**Given data**
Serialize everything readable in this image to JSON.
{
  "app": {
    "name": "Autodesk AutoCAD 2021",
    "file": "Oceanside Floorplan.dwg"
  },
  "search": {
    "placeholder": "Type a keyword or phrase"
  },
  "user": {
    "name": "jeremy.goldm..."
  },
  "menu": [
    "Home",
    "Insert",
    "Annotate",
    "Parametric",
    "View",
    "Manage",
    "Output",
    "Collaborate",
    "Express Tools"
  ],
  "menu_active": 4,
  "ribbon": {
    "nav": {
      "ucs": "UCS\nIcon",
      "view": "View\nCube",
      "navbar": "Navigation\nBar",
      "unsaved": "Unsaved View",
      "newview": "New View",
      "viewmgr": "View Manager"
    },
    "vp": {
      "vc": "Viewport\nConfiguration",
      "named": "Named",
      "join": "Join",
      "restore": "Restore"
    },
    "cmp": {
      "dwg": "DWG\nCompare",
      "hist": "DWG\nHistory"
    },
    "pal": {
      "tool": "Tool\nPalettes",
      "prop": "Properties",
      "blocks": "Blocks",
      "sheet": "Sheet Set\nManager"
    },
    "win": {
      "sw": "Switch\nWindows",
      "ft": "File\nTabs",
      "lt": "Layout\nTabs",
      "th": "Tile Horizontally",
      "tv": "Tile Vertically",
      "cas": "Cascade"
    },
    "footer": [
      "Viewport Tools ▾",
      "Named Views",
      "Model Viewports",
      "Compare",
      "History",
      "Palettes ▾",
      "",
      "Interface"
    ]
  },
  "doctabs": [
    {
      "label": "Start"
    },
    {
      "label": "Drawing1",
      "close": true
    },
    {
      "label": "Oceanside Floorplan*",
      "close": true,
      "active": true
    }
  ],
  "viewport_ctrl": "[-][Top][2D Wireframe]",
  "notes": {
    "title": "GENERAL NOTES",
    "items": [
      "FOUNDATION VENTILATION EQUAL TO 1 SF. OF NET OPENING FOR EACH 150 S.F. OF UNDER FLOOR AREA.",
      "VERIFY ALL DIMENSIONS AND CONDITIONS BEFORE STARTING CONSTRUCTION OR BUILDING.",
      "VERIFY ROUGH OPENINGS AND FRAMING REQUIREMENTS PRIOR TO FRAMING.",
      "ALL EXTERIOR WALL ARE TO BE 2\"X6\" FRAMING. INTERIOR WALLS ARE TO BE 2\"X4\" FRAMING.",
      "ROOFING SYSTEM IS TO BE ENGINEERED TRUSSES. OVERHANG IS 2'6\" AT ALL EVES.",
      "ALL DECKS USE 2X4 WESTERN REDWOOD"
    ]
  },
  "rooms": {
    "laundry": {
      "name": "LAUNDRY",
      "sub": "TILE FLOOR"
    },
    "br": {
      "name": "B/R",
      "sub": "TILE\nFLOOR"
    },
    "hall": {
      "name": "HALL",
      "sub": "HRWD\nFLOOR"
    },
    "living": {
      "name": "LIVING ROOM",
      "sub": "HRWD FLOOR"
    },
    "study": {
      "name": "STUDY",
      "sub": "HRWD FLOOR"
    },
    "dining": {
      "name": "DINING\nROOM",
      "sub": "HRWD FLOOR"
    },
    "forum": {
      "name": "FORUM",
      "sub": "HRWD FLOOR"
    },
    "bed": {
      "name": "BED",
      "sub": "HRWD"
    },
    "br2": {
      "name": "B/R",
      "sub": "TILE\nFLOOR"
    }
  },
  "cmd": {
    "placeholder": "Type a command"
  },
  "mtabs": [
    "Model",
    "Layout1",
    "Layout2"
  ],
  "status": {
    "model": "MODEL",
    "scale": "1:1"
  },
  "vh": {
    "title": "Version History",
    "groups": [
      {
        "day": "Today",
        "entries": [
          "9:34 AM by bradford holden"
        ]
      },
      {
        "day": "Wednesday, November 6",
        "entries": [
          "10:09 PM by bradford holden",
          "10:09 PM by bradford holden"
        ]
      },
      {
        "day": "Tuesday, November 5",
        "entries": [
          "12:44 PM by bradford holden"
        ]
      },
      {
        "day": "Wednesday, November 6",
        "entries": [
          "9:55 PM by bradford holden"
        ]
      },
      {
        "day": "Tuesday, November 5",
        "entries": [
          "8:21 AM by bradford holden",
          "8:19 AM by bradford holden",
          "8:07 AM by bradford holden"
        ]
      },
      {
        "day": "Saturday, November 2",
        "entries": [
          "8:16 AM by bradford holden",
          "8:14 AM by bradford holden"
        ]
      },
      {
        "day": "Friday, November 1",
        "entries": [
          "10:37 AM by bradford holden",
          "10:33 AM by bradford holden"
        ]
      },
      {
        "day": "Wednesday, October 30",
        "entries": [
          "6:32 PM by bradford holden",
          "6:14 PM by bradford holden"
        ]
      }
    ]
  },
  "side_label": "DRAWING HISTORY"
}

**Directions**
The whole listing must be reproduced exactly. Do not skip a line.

**Reply**
Serialize everything readable in this image to JSON.
{
  "app": {
    "name": "Autodesk AutoCAD 2021",
    "file": "Oceanside Floorplan.dwg"
  },
  "search": {
    "placeholder": "Type a keyword or phrase"
  },
  "user": {
    "name": "jeremy.goldm..."
  },
  "menu": [
    "Home",
    "Insert",
    "Annotate",
    "Parametric",
    "View",
    "Manage",
    "Output",
    "Collaborate",
    "Express Tools"
  ],
  "menu_active": 4,
  "ribbon": {
    "nav": {
      "ucs": "UCS\nIcon",
      "view": "View\nCube",
      "navbar": "Navigation\nBar",
      "unsaved": "Unsaved View",
      "newview": "New View",
      "viewmgr": "View Manager"
    },
    "vp": {
      "vc": "Viewport\nConfiguration",
      "named": "Named",
      "join": "Join",
      "restore": "Restore"
    },
    "cmp": {
      "dwg": "DWG\nCompare",
      "hist": "DWG\nHistory"
    },
    "pal": {
      "tool": "Tool\nPalettes",
      "prop": "Properties",
      "blocks": "Blocks",
      "sheet": "Sheet Set\nManager"
    },
    "win": {
      "sw": "Switch\nWindows",
      "ft": "File\nTabs",
      "lt": "Layout\nTabs",
      "th": "Tile Horizontally",
      "tv": "Tile Vertically",
      "cas": "Cascade"
    },
    "footer": [
      "Viewport Tools ▾",
      "Named Views",
      "Model Viewports",
      "Compare",
      "History",
      "Palettes ▾",
      "",
      "Interface"
    ]
  },
  "doctabs": [
    {
      "label": "Start"
    },
    {
      "label": "Drawing1",
      "close": true
    },
    {
      "label": "Oceanside Floorplan*",
      "close": true,
      "active": true
    }
  ],
  "viewport_ctrl": "[-][Top][2D Wireframe]",
  "notes": {
    "title": "GENERAL NOTES",
    "items": [
      "FOUNDATION VENTILATION EQUAL TO 1 SF. OF NET OPENING FOR EACH 150 S.F. OF UNDER FLOOR AREA.",
      "VERIFY ALL DIMENSIONS AND CONDITIONS BEFORE STARTING CONSTRUCTION OR BUILDING.",
      "VERIFY ROUGH OPENINGS AND FRAMING REQUIREMENTS PRIOR TO FRAMING.",
      "ALL EXTERIOR WALL ARE TO BE 2\"X6\" FRAMING. INTERIOR WALLS ARE TO BE 2\"X4\" FRAMING.",
      "ROOFING SYSTEM IS TO BE ENGINEERED TRUSSES. OVERHANG IS 2'6\" AT ALL EVES.",
      "ALL DECKS USE 2X4 WESTERN REDWOOD"
    ]
  },
  "rooms": {
    "laundry": {
      "name": "LAUNDRY",
      "sub": "TILE FLOOR"
    },
    "br": {
      "name": "B/R",
      "sub": "TILE\nFLOOR"
    },
    "hall": {
      "name": "HALL",
      "sub": "HRWD\nFLOOR"
    },
    "living": {
      "name": "LIVING ROOM",
      "sub": "HRWD FLOOR"
    },
    "study": {
      "name": "STUDY",
      "sub": "HRWD FLOOR"
    },
    "dining": {
      "name": "DINING\nROOM",
      "sub": "HRWD FLOOR"
    },
    "forum": {
      "name": "FORUM",
      "sub": "HRWD FLOOR"
    },
    "bed": {
      "name": "BED",
      "sub": "HRWD"
    },
    "br2": {
      "name": "B/R",
      "sub": "TILE\nFLOOR"
    }
  },
  "cmd": {
    "placeholder": "Type a command"
  },
  "mtabs": [
    "Model",
    "Layout1",
    "Layout2"
  ],
  "status": {
    "model": "MODEL",
    "scale": "1:1"
  },
  "vh": {
    "title": "Version History",
    "groups": [
      {
        "day": "Today",
        "entries": [
          "9:34 AM by bradford holden"
        ]
      },
      {
        "day": "Wednesday, November 6",
        "entries": [
          "10:09 PM by bradford holden",
          "10:09 PM by bradford holden"
        ]
      },
      {
        "day": "Tuesday, November 5",
        "entries": [
          "12:44 PM by bradford holden"
        ]
      },
      {
        "day": "Wednesday, November 6",
        "entries": [
          "9:55 PM by bradford holden"
        ]
      },
      {
        "day": "Tuesday, November 5",
        "entries": [
          "8:21 AM by bradford holden",
          "8:19 AM by bradford holden",
          "8:07 AM by bradford holden"
        ]
      },
      {
        "day": "Saturday, November 2",
        "entries": [
          "8:16 AM by bradford holden",
          "8:14 AM by bradford holden"
        ]
      },
      {
        "day": "Friday, November 1",
        "entries": [
          "10:37 AM by bradford holden",
          "10:33 AM by bradford holden"
        ]
      },
      {
        "day": "Wednesday, October 30",
        "entries": [
          "6:32 PM by bradford holden",
          "6:14 PM by bradford holden"
        ]
      }
    ]
  },
  "side_label": "DRAWING HISTORY"
}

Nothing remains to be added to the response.